AFTER a decade as a multi-disciplinary arts centre, The Arts House is poised for the next chapter of its life - as the home of the Singapore International Festival of Arts (SIFA). The big news in the arts industry this week was the merger of what was The Old Parliament House Limited and Arts Festival Limited to become Arts House Limited.
But before beginning its next chapter though, The Arts House is marking its 10th anniversary this week with a tongue-in-cheek, immersive visual and performance installation that takes over its entire building.
In the performance, The Next Page, The Arts House "disappears" and its purpose is re-imagined. Since we live where buildings are re-purposed every other day, this couldn't have more immediacy.
In this alternate universe, The Arts House is closed after three years of operations and is transformed into a dance club "The Morenada"; following that, it becomes a five-star boutique hotel, "The Ponce", and then a bookstore, "The Next Page".
In the opening segment by Cake Theatrical Productions titled Quotes, two characters Sylvia and Virginia - allusions to the poet Sylvia Plath and the author Virginia Woolf, of course - discuss the importance of art, which resounds poignantly in a society driven by consumerism and materialistic desires.
The centrepiece of the night's performances is The Historian's Tour, directed by Chong Tze Chien of The Finger Players, during which a "tour guide" takes you through an exhibition documenting the dance club, hotel and bookstore phases of the history of the place. The highlight takes place in the Angsana Suite of "The Ponce", where audiences are invited to eavesdrop on a couple's spat (scripted by Joel Tan) in the room. The catch: this sequence takes place thrice, each time interpreted by a different director.
Meanwhile, The Next Page is also literal - it is a pop-up bookstore set up by Books Actually.
A decade ago, when the former Parliament building was designated as an arts centre and helmed by Colin Goh, nobody really knew how it would pan out as a multi-disciplinary centre for the arts. But Mr Goh, with economics, finance and management qualifications under his belt, was anything but your traditional arts manager. The Arts House delivered a net surplus of more than $1 million in its first full year of operation; it has been in the black ever since.

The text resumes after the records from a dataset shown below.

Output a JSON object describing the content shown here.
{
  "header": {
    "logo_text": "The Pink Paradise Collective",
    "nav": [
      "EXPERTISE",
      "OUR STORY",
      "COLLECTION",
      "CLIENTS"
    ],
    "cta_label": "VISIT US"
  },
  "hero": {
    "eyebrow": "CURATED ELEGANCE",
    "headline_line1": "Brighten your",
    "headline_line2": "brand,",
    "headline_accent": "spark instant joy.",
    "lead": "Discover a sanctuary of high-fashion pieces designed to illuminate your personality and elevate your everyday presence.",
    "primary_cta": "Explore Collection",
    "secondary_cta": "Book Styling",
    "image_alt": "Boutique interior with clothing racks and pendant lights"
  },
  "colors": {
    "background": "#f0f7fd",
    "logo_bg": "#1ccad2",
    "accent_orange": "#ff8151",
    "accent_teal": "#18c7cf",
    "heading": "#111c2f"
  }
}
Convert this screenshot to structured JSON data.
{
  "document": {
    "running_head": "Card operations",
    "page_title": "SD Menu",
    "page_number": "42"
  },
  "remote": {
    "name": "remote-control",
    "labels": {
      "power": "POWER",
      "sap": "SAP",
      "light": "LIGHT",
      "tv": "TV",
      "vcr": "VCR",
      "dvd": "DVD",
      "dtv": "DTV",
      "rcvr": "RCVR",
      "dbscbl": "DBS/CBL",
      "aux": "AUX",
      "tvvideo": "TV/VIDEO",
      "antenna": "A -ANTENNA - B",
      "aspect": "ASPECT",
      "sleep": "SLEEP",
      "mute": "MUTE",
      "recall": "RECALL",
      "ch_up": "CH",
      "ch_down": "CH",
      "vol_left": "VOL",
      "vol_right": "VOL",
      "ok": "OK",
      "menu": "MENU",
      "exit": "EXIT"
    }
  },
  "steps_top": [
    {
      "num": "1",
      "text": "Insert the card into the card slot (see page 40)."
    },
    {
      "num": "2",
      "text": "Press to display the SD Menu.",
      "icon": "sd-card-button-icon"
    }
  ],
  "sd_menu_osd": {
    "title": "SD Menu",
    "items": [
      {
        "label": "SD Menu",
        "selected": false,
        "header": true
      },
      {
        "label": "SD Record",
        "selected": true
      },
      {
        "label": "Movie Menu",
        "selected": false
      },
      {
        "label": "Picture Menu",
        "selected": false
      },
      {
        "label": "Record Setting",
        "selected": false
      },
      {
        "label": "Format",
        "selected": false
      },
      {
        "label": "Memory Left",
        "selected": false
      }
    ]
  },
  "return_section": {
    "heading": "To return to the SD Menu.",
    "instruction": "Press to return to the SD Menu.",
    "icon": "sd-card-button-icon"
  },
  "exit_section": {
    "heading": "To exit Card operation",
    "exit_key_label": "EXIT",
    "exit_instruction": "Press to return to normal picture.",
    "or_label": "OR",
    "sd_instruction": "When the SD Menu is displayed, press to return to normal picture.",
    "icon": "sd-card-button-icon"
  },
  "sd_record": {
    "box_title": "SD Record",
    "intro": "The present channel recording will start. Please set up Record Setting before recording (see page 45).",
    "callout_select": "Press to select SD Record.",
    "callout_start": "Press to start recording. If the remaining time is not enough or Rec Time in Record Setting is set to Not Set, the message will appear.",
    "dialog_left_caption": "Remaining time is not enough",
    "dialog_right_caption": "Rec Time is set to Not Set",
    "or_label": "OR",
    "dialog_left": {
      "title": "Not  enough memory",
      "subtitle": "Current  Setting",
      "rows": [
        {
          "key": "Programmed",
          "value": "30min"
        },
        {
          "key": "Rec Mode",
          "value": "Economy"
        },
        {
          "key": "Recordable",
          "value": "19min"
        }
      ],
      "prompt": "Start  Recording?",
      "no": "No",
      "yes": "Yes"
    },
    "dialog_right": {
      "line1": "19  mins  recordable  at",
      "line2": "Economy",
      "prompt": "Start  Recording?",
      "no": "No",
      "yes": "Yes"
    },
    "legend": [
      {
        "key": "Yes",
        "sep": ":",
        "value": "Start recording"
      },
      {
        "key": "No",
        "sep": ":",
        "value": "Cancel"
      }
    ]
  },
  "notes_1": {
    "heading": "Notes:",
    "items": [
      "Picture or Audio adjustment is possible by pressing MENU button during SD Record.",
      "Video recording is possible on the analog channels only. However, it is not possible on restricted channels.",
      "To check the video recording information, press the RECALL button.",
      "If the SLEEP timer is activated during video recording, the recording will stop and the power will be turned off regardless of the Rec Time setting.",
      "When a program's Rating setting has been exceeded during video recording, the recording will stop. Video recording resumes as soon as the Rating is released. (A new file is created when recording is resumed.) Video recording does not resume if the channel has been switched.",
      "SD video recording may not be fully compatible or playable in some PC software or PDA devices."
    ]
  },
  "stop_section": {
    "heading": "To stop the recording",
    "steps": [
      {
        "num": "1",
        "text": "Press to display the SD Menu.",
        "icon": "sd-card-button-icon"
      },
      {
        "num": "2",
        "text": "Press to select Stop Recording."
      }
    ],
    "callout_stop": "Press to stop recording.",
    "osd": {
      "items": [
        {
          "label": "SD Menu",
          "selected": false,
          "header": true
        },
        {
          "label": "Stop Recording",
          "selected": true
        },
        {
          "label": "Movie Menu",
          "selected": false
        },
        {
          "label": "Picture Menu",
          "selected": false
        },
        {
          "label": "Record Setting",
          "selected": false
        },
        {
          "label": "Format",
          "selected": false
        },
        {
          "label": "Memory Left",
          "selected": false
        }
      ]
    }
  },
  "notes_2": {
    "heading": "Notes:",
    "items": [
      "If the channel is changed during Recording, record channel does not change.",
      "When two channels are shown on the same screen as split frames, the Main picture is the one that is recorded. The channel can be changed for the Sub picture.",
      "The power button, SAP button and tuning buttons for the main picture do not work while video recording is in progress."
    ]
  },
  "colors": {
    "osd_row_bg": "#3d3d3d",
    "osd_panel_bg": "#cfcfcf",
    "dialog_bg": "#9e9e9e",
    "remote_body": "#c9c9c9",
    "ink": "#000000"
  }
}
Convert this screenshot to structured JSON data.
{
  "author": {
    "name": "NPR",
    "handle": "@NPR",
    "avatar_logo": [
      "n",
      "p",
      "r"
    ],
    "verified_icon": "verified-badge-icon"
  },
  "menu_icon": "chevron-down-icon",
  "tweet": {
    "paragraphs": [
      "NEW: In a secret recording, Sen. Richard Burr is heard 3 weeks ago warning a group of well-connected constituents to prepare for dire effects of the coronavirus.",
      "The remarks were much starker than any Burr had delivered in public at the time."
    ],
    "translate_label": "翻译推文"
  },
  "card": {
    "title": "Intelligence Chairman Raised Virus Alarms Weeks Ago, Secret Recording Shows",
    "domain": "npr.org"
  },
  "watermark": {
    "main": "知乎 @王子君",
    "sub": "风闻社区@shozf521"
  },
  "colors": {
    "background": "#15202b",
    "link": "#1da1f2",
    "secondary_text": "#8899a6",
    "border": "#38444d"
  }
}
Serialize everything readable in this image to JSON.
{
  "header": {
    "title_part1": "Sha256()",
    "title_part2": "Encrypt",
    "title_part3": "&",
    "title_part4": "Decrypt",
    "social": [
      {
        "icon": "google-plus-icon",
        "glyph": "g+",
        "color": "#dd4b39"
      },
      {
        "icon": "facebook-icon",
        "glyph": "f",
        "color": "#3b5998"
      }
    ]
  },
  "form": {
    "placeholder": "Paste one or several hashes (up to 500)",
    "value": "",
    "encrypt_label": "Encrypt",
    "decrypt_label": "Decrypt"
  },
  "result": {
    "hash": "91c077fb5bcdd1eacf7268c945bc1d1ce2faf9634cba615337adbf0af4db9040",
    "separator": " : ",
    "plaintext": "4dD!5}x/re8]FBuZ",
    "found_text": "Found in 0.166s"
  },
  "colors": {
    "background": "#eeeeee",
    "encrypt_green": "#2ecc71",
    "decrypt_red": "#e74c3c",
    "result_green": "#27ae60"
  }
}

In the past decade, the Arts House has especially made a mark on the literary arts - from offering a writing residency and being involved in the Singapore Writers Festival to holding its own events such as monthly readings by budding writers and authors from around the world.
Next month though, as it turns "the next page" to become SIFA's home - it will shift its focus towards year-long engagement programmes, besides keeping its role in venue management; the current team manages other arts centres like Goodman, Aliwal and Sculpture Square.
This year's SIFA will present six weeks of programmes from August. Although Arts House chief executive Lee Chor Lin has yet to officially start her tour of duty at The Arts House, she has already envisioned it playing a role in the rejuvenation of the Civic District as an arts hub once Victoria Theatre and Victoria Concert Hall reopen next year.
She says that, with the right touch and steering, the place can "extend the physical stake of the Singapore International Festival of Arts", which she described as a "merger of 36 years of festival-making and 10 years of place-making".
To celebrate The Arts House in its present incarnation, do check out the events still on-going until this weekend. Spoiler alert: watch out for the twist, when the "cleaner" (Siti Khalijah) interrupts the "house tour" and steals the show with a spiel about the value of permanence. As someone who has witnessed how the building has changed over the years, she will convince you that even the dirt on the ground tells a story to her - and so it should to us, too.